▶ **Activity**: Copy all records verbatim, images excluded.

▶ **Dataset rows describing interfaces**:
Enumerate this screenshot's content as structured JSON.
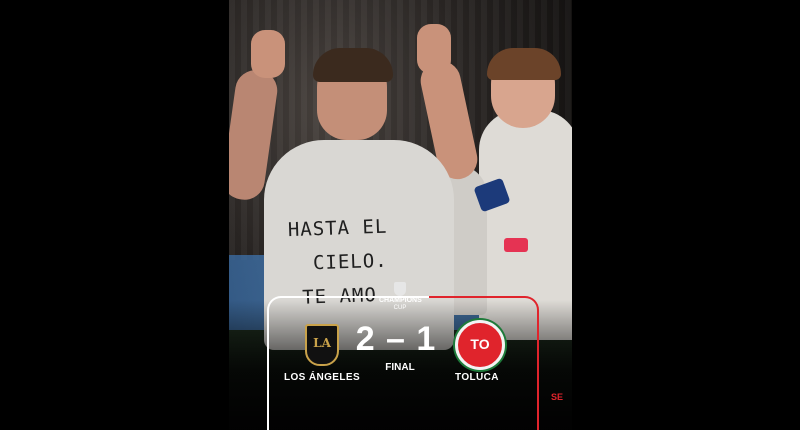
{
  "shirt_message": {
    "line1": "HASTA EL",
    "line2": "CIELO.",
    "line3": "TE AMO"
  },
  "tournament": {
    "line1": "CHAMPIONS",
    "line2": "CUP"
  },
  "match": {
    "home_team": "LOS ÁNGELES",
    "away_team": "TOLUCA",
    "score": "2 – 1",
    "status": "FINAL"
  },
  "crests": {
    "home_monogram": "LA",
    "away_monogram": "TO"
  },
  "corner_tag": "SE",
  "colors": {
    "accent_red": "#e0242c",
    "home_gold": "#c9a24a",
    "frame_white": "#ffffff"
  }
}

▶ **Result**:
Enumerate this screenshot's content as structured JSON.
{
  "shirt_message": {
    "line1": "HASTA EL",
    "line2": "CIELO.",
    "line3": "TE AMO"
  },
  "tournament": {
    "line1": "CHAMPIONS",
    "line2": "CUP"
  },
  "match": {
    "home_team": "LOS ÁNGELES",
    "away_team": "TOLUCA",
    "score": "2 – 1",
    "status": "FINAL"
  },
  "crests": {
    "home_monogram": "LA",
    "away_monogram": "TO"
  },
  "corner_tag": "SE",
  "colors": {
    "accent_red": "#e0242c",
    "home_gold": "#c9a24a",
    "frame_white": "#ffffff"
  }
}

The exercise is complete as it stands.